EU GMP Annex 1 update: The devil’s in the detail – part 1

 EU GMP Annex1LP.jpg

Well, it’s almost here. The much anticipated, updated version of EU GMP Annex 1 – Manufacture of Sterile Medicinal Products was published for consultation in December. Over the last few years, Andrew Hopkins of the MHRA and project leader, promised a great deal more detail in the new version, mainly due to a loss of knowledge in recent years caused by experienced staff in the sector retiring. Hopkins is true to his word. The draft annex 1 is a far more detailed document, and arguably easier to navigate. An impressive feat considering the draft is a whopping 50 pages, compared to the current version a mere 16 pages long. I’m not going to mention every change made (bearing in mind this is still in draft some updates may be removed after the consultation period) but I am going to mention details that have caught my eye.

Firstly, this is not a rewrite, it is a significant update. Much of the text and guidance from the current version makes it into the update. First up, there is a document map at the start and a glossary of terms at the end. It is an obvious thing to say but it is a lot easier to navigate and find information. Another promise from the many meetings I have attended was the reference to quality risk management (QRM) throughout, once again very much the case. There is a whole page dedicated to Pharmaceutical Quality Systems (PQS) which lists the expectations and goals in relation to the manufacture of sterile products.

Moving onto the real detail, I’m not going to give a comprehensive run through of all the additions to Annex 1 but I will try my best to give you a proper taster of the new content. Of course, you can read the draft here for the full picture.

Personnel

The first big difference is the personnel section. The main addition, which is continually mentioned throughout the section, is operator training and competency. Operators are the main source of contamination in a cleanroom. It really drums home the importance of properly trained staff, and if staff members don’t make the required standard then they should not be granted access to the cleanroom. Continual assessment of the operator is the key to control, especially gowning and successfully participating in Aseptic Process Simulations (APS). The employers must provide the correct size garments for their personnel and QRM should be used to ascertain the maximum number of operators allowed in the cleanroom during operation.

Premises

Premises design gets a good update with detail not mentioned in the current version. A lot of what has been updated is already commonly done. There is now an expectation that air visualisation studies are performed to demonstrate unidirectional airflow. There is detailed guidance on establishing air flow patterns to prevent contamination. Video recordings are recommended. Airlock design between grades is more detailed; also the movement of equipment and personnel must be in separate airlocks. In grade A environments, the point where airflow is measured needs to be justified in the protocol, during qualification and requalification either close to the filter face or working height. 10-15 Pascals is quoted as a guidance value for the pressure difference between cleanroom grades.
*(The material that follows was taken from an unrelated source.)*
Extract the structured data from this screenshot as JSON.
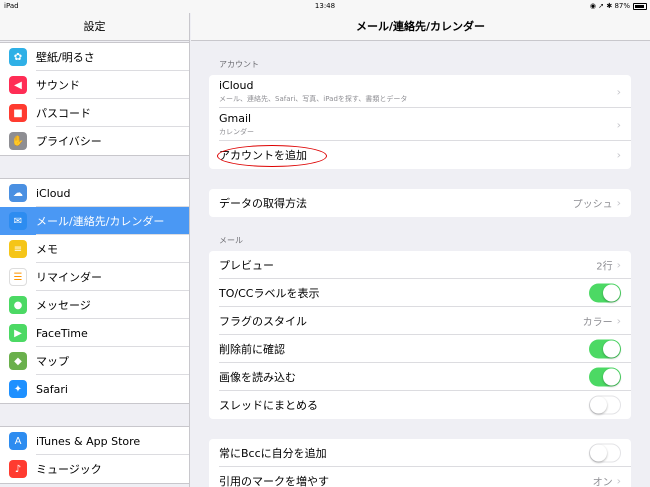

This is a brand new section for utilities; some of the text is from the current version but from various different sections. The expectation now includes appropriate design, maintenance and identification of utilities critical to the process. The updates for the design and maintenance of water systems are the most significant change:

Water Systems

There is precious little detail in the current version about water systems, specifically the production of Water For Injection (WFI). Since the previous version, it has become more common to produce WFI via Reverse Osmosis (RO). Water systems must be designed to reduce microbial risk, with RO now specified as a possible method of manufacture. Design advice specifies avoiding dead legs and the sloping of pipes to aid drainage. This will help in the avoidance of biofilms in the water system, a common problem in badly designed and maintained water systems. Hydrophobic  filters in WFI storage tanks should be sterilised and integrity tested before and after use. There is an expectation of monitoring that includes where to sample from and what to sample for (chemical and biological samples). Another expectation is continuous monitoring for Total Organic Carbon (TOC), another indicator of contamination issues or biofilm formation.

The other new segments in the utilities section are, “steam used for sterilisation”, where the water quality is now specified when used in SIP systems; the chemical and biological purity of “compressed gasses and vacuum systems” must be verified, and for “cooling systems”, it recommends systems with hydraulic fluid must be located outside the filling room.

In part 2 of this blog, I will be covering changes and updates to such topics such as production and specific technologies, environmental monitoring and aseptic process simulations.

To make sure that you don't miss out on part 2 of this blog, you can subscribe to our blog below (we only send out a maximum of one email a week with our blog topics).  You can also sign up to receive our bi-monthly newsletter by clicking on the sign up button below.

Sign Up

 

Subscribe to Email Updates